  • Lateral-A lateral is the line that is installed in the field that collects the water.  The lateral is either tied to a sub main or directly to a main line where it empties.
  • Grade-Grade or slope refers to the amount of incline a surface has compared to the horizontal.    This is important to understand when tiling so that you can create a grade that is conducive to water flow.
  • Start Hole– A hole that is dug so that the tile plow can be inserted into the ground to begin laying tile.
  • Water Management Control Module (WMC Module)-This is Ag Leaders module that controls the tile plow for AutoTile.
  • Controlled Drainage– Controlled drainage is when there is a structure such as a flashboard that is used to control the speed at which the water in the drainage lines exits the field.  This allows for timely drainage while maintaining the proper amount of water in the field for crop utilization.
  • Intellislope– Soilmax's trademark control system which utilizes both GPS and a slope sensor to control depth and grade.
  • Pitch Control-Uses only the pitch sensor, no GPS, manual adjustments.
  • Grade Control-Uses pitch sensor on pitch plows as well as GPS.  This method is similar to using a laser, manual adjustments.
  • AutoTile-This is a mode of Intellislope.  Uses pitch sensor and GPS, is self adjusting.  Survey required.

    • Min Depth- The shallowest point that AutoTile can install at any point on the run.  Usually +/- 2ft
    • Max Depth-The deepest depth that AutoTile can install at any point on the run.  This is usually Plow/Tractor dependant.
    • Min Grade- Used by AutoTile to create the target grade profile.  Water flow dependant, generally 0.1%.  This affects where the control system aims.
    • Target Depth-point between the minimum and maximum depth that best allows water to flow.  Depth at which AutoTile creates install profile.  It can be adjusted to meet soil conditions.
  • Survey-A survey is a topography map of the field that you plan to tile.  This can be done using the Intellislope.  Using the survey mode feature you can drive each lateral line path to map the topography of that particular line.  The survey is used to determine the ground profile to base the min and max depths off of, that are required to create the correct grade.
  • Pre-Ripping-This is required when using a small tractor that does not have enough power to install the tile as deep as desired, or when plowing through really tough soils.  There must be a minimum of 1ft of untouched soil to final depth after the pre-ripping.
  • Start Compensation-This starts the run off pitched up slightly to account for initial soil contact.
  • Lift Station-A lift station moves water from the main line to a higher elevation outlet.  This is required if the location where your mainline empties is at a higher elevation then said main line.
  • Topography– Defined by Webster is “the configuration of a surface including its relief and the position of its natural and man-made features”.  For the purposes of tiling topography refers to changes in elevation across the field.
  • Reverse Outlet-Is used for extremely flat fields where the outlet could be on either end of the field.
  • Switch Start-switches the starting location and the ending location of the survey.  This feature is used for tiling downhill.
  • Tile Plan-It is important to choose a tile pattern that best fits the topography of the land.
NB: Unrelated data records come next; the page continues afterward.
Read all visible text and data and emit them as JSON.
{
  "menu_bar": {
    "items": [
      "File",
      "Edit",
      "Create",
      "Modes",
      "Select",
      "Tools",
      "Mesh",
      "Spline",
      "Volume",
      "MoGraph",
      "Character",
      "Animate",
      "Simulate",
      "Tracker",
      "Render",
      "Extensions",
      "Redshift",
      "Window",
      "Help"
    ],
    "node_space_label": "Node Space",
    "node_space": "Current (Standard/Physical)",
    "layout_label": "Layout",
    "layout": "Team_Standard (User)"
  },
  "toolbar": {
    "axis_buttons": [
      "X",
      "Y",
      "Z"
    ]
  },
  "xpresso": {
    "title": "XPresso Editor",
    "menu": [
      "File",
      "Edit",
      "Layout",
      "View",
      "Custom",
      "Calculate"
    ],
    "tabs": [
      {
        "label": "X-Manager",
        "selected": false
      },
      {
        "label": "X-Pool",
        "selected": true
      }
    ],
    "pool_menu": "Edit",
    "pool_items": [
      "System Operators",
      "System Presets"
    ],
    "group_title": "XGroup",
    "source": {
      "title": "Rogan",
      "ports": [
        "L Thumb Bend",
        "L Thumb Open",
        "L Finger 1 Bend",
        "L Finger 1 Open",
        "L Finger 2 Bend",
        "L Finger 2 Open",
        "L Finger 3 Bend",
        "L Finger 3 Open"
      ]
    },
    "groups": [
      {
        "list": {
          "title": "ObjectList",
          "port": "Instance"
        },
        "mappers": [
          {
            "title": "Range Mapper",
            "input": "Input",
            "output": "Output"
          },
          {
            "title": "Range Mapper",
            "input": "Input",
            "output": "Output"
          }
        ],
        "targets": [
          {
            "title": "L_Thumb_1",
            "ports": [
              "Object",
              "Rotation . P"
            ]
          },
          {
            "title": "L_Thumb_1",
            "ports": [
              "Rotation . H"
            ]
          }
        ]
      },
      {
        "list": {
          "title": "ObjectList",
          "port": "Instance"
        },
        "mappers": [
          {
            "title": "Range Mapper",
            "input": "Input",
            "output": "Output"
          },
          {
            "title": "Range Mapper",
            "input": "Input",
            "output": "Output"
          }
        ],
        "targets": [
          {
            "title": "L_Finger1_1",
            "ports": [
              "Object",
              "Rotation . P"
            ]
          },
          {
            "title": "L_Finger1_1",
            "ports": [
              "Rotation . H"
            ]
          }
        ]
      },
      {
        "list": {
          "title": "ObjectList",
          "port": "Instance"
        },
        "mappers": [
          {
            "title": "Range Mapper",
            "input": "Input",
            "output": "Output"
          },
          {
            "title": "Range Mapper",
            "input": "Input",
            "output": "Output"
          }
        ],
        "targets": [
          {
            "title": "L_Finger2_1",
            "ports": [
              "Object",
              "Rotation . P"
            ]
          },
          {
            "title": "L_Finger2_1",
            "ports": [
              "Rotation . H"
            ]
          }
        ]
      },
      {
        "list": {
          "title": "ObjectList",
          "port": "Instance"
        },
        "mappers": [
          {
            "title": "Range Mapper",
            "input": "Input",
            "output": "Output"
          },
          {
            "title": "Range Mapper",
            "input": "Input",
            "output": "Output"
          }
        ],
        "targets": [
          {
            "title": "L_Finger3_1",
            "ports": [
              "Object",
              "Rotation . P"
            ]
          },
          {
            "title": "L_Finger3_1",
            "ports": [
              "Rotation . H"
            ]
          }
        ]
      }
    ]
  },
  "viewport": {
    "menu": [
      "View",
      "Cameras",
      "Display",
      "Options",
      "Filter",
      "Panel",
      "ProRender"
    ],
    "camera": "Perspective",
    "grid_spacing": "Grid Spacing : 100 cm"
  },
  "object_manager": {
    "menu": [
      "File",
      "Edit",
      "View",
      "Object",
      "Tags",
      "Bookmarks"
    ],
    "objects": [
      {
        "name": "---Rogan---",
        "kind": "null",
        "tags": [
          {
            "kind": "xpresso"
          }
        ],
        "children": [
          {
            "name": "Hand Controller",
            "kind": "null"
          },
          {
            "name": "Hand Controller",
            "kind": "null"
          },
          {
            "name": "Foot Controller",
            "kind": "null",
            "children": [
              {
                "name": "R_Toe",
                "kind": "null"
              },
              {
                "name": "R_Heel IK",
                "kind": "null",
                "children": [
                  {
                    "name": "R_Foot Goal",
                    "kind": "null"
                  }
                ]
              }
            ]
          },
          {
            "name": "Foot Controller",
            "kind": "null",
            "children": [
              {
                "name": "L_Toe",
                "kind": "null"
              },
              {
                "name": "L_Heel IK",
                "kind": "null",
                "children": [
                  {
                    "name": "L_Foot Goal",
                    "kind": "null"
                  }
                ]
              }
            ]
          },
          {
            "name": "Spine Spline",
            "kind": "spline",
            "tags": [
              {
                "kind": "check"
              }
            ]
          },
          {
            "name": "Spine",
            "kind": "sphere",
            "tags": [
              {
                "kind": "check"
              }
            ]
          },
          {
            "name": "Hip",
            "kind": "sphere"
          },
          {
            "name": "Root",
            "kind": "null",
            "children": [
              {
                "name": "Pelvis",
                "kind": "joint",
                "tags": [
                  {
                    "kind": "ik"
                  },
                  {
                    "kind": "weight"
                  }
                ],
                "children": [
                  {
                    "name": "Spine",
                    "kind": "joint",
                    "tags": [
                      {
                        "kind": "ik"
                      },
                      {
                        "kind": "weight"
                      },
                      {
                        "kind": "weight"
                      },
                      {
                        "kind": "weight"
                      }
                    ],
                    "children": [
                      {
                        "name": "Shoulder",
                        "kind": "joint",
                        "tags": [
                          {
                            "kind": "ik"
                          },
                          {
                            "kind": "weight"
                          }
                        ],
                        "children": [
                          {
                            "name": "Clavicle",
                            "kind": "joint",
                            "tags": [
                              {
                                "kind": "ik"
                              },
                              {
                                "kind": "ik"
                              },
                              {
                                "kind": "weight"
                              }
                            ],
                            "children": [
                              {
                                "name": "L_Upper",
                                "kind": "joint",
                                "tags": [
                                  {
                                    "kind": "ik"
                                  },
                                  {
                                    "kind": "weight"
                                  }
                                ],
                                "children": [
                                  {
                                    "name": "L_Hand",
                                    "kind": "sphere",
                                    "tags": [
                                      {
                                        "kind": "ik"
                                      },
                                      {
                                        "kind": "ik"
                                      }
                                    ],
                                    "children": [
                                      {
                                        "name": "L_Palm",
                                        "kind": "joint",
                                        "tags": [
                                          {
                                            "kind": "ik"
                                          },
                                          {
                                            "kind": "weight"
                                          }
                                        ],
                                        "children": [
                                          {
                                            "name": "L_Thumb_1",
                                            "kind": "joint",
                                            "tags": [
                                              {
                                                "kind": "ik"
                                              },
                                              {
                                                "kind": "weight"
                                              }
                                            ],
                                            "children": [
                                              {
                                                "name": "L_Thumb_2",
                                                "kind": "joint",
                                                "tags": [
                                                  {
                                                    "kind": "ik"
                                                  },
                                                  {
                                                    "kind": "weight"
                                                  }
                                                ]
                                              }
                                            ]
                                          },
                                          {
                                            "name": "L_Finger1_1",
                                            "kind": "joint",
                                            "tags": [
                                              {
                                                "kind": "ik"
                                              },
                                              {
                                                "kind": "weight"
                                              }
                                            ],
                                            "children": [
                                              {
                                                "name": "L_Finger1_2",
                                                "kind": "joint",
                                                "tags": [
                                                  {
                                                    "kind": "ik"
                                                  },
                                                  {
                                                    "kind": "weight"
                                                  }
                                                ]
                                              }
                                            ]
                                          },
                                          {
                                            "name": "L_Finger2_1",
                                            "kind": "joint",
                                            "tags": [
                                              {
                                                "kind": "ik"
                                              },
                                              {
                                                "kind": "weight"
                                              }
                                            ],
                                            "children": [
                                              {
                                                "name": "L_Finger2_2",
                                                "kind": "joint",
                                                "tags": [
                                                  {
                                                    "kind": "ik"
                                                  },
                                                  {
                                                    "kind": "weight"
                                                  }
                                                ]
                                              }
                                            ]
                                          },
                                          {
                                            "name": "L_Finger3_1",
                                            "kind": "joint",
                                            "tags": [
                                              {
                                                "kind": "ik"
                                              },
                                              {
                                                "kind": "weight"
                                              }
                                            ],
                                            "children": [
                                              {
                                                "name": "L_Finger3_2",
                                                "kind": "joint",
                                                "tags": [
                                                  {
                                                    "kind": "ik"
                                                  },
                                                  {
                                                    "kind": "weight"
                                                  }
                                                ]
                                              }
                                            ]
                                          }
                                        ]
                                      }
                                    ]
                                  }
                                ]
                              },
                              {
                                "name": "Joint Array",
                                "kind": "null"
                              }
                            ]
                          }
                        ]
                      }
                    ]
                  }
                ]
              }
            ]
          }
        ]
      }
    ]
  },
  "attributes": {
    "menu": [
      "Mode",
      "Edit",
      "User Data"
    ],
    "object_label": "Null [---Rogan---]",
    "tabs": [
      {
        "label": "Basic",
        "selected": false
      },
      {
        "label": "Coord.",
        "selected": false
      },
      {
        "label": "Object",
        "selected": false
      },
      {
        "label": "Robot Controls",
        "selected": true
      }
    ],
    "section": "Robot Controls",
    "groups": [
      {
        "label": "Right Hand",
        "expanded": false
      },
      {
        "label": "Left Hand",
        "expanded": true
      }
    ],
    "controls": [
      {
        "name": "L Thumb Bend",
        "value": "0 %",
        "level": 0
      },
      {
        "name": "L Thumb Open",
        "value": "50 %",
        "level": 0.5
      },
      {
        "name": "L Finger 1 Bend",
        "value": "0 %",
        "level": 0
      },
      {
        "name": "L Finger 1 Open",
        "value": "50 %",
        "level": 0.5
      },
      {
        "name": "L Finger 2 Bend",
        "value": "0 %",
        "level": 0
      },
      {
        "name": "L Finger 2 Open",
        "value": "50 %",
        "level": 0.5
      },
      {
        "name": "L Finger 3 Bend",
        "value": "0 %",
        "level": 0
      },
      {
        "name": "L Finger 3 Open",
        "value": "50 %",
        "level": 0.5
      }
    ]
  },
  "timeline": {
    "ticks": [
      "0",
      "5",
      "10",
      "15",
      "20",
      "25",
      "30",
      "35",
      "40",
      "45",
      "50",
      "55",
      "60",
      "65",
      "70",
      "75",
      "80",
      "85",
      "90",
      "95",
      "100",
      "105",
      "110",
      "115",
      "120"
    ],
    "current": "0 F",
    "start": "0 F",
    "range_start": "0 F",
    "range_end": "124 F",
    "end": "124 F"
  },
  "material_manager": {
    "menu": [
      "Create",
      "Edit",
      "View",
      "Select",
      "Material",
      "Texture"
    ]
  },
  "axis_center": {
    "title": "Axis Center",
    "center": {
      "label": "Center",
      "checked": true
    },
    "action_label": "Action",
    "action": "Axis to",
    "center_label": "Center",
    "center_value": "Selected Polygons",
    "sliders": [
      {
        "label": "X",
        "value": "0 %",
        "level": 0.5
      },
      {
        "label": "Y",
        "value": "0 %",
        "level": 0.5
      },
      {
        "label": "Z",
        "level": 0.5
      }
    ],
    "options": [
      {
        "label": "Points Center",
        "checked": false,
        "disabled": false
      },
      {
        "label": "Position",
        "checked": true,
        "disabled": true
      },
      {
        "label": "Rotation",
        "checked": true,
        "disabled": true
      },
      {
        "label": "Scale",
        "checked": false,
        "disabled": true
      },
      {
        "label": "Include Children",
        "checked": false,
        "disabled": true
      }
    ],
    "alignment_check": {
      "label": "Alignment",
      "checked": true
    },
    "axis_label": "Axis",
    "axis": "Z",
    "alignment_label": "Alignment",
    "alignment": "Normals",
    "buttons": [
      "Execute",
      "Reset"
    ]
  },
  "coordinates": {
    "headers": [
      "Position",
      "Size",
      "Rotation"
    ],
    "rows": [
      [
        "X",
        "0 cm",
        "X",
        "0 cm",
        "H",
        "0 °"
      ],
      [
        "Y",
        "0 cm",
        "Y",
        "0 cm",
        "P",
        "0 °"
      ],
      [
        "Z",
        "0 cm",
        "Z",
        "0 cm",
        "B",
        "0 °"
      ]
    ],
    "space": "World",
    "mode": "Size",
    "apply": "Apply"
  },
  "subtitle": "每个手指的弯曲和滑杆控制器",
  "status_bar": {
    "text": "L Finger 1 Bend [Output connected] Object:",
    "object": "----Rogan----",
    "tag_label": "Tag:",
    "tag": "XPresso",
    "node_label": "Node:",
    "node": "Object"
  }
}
There are four basic tile patterns:  Parallel, Herringbone, random and double main.  Parallel consists of parallel lateral lines that hook directly into the main line usually only from one direction.  This pattern is best suited for areas that are relatively flat and regularly shaped.  Herringbone consists of parallel laterals that hook into the main line at an angle usually from both sides.  This is used in areas where the wetland is long and relatively narrow.  Random consists of multiple laterals that connect into submains which connect to the main line.  This pattern is used in areas that consist of multiple small wetlands.  Double main consists of laterals that connect directly into one of two main lines.  This pattern is used in areas where a flowing body of water divides the field.